**Task statement**
Your answer should be the lines of the listing that contain the word "ctfshow".

**Data section**
════════════════════

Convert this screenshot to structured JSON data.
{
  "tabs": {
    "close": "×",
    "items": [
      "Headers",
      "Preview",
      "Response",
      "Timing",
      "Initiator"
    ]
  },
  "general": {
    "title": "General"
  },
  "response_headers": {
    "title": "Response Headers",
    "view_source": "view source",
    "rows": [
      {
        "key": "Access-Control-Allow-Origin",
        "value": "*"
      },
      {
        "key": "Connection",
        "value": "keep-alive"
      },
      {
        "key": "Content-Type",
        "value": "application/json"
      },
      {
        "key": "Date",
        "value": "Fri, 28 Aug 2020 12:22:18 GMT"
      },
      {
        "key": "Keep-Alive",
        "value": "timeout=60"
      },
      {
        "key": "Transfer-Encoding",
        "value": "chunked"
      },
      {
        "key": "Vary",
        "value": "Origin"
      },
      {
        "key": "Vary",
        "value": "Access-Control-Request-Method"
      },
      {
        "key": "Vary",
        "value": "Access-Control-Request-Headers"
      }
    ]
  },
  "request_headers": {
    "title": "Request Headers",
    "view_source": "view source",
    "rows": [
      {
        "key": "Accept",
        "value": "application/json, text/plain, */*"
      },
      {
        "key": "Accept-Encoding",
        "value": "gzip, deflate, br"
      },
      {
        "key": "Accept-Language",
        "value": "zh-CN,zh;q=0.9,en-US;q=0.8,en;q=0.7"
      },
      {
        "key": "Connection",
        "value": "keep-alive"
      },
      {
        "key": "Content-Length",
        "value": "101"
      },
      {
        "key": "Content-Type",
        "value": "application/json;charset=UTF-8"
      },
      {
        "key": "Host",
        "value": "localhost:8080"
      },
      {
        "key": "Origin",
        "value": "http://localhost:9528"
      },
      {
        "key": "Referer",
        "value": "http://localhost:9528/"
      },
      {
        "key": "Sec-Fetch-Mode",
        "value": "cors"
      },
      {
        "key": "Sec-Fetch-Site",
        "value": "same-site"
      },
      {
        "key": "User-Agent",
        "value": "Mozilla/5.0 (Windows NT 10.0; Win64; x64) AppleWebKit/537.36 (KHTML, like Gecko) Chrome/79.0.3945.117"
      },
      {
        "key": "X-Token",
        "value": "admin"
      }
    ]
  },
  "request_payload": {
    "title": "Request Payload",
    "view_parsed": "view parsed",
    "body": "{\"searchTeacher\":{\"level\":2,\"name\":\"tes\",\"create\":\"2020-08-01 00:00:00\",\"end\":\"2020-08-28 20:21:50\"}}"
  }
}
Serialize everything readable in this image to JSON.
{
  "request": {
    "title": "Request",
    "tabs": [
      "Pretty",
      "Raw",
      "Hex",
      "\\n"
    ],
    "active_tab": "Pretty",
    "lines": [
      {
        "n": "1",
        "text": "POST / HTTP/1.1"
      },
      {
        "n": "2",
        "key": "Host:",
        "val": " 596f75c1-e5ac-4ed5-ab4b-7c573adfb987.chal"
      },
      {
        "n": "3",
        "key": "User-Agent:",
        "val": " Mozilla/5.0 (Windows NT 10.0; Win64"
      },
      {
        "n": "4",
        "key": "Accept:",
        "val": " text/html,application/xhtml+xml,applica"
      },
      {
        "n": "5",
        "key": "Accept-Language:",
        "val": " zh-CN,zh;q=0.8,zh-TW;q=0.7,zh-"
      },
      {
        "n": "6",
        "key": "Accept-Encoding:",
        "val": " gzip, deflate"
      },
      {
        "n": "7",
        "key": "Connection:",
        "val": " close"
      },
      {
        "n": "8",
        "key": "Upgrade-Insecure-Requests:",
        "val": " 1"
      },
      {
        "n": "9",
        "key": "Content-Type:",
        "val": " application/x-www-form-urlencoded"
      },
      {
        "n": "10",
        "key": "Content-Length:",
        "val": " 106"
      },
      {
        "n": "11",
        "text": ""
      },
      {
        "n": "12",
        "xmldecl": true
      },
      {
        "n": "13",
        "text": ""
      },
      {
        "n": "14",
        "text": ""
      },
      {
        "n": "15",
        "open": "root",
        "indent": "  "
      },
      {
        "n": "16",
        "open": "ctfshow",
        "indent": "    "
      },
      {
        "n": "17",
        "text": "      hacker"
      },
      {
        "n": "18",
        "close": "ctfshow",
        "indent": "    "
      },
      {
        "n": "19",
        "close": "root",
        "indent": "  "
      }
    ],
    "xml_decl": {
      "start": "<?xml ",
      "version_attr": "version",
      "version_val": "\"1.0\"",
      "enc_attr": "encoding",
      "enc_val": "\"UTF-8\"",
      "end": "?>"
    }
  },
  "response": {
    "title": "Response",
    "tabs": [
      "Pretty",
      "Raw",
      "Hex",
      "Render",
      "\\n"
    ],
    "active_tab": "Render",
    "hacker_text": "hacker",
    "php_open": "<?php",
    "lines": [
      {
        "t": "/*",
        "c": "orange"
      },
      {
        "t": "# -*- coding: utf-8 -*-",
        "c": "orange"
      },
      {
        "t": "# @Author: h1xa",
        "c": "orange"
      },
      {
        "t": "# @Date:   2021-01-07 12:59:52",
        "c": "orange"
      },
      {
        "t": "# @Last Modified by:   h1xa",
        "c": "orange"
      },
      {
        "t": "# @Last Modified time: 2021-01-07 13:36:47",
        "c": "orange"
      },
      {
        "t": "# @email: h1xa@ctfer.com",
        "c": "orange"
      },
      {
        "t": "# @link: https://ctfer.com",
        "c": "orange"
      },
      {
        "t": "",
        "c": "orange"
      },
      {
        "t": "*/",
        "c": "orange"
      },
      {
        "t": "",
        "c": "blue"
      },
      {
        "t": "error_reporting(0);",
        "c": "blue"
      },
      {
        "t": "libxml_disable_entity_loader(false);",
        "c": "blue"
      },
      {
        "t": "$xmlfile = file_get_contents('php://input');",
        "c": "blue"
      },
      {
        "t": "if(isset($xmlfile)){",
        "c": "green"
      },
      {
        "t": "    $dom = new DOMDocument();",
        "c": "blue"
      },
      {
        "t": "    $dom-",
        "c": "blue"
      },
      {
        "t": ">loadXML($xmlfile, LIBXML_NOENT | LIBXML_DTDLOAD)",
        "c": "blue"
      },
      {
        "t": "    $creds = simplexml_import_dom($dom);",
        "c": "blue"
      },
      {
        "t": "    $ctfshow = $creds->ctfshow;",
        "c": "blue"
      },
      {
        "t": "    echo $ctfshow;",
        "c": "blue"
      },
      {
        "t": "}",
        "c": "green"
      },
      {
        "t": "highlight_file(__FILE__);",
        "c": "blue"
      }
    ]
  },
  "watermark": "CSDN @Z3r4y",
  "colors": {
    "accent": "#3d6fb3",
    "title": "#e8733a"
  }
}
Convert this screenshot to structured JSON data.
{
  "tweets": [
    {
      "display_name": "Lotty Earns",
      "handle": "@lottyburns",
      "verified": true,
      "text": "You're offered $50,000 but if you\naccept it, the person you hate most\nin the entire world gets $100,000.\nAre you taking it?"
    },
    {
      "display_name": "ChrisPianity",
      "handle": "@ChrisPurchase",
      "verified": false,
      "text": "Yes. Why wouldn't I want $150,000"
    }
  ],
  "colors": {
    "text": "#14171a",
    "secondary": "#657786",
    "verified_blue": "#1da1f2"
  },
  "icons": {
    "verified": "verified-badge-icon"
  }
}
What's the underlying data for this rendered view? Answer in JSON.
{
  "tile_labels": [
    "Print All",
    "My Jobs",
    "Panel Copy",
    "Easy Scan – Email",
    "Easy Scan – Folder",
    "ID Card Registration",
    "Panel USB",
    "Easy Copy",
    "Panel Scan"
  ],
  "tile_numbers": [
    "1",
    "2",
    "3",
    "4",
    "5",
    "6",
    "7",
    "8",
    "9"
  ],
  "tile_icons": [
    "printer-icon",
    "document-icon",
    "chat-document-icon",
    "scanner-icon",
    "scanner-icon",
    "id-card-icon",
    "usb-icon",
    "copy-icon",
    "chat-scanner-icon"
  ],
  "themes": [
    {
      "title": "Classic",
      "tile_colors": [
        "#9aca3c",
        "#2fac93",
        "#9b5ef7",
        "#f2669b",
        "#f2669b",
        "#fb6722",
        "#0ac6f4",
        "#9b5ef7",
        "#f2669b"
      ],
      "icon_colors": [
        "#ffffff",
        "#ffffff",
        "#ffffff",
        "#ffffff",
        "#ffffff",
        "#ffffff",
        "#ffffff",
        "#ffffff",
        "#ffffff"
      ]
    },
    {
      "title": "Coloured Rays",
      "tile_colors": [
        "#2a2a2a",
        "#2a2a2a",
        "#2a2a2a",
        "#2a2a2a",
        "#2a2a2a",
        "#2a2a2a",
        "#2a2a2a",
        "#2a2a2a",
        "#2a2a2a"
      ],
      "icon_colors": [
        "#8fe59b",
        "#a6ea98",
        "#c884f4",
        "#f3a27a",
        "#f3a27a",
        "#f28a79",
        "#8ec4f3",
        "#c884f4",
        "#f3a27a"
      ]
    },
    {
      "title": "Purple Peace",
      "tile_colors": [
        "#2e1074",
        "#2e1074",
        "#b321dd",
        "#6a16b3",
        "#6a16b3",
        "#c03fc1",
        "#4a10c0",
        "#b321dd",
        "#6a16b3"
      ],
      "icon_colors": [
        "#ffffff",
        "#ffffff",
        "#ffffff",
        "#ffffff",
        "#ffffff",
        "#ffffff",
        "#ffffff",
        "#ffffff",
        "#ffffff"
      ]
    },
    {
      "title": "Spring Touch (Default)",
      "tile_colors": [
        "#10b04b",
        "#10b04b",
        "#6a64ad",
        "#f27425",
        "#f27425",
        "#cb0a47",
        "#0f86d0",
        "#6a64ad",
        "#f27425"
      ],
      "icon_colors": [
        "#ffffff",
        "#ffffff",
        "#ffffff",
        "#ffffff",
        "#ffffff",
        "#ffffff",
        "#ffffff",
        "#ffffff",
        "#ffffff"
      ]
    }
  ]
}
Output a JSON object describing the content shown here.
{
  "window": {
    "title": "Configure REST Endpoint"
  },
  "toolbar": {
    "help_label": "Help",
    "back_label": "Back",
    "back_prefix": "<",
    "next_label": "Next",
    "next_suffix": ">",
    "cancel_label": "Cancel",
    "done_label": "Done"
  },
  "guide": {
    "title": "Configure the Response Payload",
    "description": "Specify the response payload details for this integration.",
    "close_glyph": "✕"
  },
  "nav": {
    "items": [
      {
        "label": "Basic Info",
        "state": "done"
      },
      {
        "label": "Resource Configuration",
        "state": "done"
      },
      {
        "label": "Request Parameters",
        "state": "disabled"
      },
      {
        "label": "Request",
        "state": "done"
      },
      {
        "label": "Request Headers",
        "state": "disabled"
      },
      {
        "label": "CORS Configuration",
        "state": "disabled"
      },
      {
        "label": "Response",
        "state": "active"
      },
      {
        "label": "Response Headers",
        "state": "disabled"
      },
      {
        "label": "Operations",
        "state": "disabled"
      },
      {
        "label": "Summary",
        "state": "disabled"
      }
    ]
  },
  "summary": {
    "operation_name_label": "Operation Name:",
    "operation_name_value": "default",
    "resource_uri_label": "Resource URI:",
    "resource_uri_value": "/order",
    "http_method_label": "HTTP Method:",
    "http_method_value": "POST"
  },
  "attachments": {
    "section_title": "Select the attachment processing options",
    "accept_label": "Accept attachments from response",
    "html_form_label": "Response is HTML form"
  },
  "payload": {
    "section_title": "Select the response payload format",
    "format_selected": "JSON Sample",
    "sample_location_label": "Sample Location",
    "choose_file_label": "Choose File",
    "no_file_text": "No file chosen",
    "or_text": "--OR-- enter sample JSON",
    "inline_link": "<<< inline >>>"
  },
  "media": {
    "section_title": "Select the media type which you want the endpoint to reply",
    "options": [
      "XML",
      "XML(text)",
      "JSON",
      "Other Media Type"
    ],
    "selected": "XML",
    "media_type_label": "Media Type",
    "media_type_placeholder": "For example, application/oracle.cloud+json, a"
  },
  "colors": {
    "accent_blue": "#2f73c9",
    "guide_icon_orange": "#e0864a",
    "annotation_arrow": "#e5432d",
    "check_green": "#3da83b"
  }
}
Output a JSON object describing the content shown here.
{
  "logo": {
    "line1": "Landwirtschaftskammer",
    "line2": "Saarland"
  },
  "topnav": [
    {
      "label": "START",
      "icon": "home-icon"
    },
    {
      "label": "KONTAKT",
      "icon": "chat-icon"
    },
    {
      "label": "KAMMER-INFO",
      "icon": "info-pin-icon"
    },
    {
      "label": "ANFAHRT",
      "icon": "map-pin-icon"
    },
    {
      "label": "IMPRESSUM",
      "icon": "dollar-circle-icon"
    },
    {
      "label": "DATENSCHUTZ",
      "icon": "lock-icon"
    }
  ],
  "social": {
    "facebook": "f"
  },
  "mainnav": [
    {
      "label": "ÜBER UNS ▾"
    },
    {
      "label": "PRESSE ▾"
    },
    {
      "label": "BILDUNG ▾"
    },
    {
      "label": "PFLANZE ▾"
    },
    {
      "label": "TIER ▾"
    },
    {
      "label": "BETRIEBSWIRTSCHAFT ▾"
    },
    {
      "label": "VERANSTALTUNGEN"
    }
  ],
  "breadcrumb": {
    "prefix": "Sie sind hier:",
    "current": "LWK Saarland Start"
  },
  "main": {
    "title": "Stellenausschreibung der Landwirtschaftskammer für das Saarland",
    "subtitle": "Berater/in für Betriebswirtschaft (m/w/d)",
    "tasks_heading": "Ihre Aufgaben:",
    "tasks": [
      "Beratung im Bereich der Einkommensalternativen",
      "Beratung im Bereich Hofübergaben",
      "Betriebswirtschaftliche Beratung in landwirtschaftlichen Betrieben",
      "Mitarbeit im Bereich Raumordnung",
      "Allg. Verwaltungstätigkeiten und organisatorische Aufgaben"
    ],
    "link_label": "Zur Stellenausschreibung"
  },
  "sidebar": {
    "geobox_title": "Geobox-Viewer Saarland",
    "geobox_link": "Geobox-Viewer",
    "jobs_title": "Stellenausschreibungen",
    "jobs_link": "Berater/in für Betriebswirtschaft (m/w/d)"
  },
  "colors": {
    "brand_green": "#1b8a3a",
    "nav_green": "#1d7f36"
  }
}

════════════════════

**Answer area**
        "open": "ctfshow",
        "close": "ctfshow",
        "t": "    $ctfshow = $creds->ctfshow;",
        "t": "    echo $ctfshow;",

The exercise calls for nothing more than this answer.